→ **What is needed**: Find how many lines in the material hold the word "glyph", then state that number and nothing more.

→ **Listed entries**:
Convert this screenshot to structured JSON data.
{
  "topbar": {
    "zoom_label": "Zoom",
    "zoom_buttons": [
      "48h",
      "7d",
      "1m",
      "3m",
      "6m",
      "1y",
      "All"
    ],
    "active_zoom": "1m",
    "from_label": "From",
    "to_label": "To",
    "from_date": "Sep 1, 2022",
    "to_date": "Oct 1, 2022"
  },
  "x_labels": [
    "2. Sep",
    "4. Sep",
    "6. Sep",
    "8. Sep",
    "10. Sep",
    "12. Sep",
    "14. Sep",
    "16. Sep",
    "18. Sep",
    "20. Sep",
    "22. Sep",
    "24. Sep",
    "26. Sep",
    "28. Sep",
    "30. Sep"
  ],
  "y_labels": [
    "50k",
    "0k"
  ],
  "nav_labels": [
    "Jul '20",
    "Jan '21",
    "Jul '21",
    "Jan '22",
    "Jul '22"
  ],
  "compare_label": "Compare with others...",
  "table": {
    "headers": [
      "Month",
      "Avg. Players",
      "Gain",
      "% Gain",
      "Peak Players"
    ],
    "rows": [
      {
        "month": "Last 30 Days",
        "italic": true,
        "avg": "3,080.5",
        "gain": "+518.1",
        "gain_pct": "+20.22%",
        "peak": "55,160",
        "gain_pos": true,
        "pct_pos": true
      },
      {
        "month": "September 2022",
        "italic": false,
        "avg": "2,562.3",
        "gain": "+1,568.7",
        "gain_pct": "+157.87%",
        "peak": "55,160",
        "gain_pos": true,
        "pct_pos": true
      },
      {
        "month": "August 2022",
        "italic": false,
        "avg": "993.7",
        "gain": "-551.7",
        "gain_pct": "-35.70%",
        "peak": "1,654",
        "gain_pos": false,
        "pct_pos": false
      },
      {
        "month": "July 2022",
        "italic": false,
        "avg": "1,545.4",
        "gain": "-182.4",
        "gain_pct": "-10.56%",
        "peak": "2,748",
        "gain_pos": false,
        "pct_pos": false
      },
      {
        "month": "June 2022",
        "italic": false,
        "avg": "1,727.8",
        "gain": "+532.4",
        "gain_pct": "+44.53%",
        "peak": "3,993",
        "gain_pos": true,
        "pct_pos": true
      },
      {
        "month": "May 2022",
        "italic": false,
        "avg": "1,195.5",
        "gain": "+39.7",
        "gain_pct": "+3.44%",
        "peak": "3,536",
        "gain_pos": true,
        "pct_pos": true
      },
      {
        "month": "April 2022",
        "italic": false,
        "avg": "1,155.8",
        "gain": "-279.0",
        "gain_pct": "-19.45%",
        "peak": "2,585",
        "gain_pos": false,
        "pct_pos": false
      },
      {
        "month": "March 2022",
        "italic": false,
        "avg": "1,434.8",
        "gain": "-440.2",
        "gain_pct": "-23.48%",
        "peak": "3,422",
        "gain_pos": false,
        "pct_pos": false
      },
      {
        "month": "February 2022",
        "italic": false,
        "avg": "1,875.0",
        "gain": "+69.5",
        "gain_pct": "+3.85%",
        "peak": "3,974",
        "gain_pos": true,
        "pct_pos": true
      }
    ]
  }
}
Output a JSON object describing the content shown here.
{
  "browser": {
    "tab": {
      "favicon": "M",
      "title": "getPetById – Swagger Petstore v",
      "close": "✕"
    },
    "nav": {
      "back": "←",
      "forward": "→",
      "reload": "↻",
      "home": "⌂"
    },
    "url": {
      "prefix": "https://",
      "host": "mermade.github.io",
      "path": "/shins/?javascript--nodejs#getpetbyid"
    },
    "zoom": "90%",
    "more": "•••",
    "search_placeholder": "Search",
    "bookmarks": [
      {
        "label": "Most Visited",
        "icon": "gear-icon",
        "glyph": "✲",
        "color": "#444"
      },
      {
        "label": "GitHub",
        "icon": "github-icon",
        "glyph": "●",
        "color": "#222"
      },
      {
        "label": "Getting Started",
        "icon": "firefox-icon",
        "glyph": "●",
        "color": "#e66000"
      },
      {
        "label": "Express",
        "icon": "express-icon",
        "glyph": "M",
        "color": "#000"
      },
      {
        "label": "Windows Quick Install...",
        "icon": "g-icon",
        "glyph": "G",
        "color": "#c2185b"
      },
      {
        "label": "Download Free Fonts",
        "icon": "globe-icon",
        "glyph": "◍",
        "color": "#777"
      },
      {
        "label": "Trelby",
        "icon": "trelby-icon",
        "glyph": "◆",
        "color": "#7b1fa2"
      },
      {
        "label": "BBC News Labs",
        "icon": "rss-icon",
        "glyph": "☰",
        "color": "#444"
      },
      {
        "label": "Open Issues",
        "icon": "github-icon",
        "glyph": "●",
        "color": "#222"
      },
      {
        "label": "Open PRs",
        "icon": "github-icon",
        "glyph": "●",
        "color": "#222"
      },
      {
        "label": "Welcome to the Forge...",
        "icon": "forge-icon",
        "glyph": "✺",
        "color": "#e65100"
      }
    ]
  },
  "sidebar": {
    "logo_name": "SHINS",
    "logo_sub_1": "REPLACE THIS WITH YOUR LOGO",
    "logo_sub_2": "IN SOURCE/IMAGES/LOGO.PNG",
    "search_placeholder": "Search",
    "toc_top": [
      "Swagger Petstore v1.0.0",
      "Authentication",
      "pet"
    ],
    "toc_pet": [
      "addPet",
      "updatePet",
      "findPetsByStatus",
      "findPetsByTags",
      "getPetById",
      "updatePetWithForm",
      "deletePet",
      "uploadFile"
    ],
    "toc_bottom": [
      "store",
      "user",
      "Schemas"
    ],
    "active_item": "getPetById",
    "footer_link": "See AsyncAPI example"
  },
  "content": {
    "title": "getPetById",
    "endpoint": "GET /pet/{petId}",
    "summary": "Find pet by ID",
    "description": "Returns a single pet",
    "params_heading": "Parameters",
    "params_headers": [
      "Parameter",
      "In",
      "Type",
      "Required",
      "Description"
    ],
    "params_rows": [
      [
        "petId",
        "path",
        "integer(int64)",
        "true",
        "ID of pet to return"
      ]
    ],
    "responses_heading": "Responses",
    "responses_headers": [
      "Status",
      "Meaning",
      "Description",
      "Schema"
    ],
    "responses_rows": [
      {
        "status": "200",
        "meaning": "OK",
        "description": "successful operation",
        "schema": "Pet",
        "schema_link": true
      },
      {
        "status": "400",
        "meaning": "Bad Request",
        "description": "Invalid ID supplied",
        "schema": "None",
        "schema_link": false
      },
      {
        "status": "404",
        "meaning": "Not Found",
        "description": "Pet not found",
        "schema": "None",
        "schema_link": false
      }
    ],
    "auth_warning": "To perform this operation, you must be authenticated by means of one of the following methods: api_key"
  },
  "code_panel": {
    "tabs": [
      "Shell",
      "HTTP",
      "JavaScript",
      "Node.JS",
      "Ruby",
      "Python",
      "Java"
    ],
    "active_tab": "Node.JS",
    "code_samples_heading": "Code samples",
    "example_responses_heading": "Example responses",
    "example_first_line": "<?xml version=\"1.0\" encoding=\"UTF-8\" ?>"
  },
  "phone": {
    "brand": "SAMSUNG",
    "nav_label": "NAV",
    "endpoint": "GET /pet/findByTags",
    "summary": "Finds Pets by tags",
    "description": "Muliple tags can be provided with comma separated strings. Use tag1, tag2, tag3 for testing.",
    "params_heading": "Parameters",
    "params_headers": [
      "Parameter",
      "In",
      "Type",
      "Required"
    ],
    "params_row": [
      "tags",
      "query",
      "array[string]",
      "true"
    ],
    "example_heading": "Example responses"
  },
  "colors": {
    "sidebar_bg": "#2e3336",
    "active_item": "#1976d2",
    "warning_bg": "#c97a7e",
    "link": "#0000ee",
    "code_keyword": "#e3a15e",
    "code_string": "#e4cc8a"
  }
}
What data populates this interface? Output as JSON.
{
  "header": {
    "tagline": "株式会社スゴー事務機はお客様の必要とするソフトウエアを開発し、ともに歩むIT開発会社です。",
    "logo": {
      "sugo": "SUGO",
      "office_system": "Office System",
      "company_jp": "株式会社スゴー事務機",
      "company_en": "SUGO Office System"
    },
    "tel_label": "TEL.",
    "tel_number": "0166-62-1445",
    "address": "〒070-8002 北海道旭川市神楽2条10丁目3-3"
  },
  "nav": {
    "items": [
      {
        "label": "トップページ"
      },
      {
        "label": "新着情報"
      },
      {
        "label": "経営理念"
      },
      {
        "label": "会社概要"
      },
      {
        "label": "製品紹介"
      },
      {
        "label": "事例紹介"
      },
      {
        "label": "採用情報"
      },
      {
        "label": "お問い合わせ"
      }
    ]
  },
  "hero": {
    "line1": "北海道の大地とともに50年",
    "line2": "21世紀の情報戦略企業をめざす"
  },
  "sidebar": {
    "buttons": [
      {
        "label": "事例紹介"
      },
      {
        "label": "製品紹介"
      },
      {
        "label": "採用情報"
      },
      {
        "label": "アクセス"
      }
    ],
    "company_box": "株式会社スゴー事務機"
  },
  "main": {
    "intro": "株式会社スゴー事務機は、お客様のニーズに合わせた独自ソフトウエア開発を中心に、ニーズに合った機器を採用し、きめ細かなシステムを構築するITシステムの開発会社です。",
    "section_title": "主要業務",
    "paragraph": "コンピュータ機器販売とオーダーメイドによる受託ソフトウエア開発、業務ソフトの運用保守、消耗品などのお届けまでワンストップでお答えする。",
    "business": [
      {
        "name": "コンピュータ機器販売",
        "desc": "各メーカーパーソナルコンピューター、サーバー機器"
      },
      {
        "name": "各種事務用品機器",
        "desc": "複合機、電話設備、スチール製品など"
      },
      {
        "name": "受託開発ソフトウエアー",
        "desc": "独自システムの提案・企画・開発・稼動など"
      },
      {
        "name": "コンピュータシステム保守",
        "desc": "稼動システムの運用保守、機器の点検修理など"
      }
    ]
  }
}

→ **Answer to this problem**: 11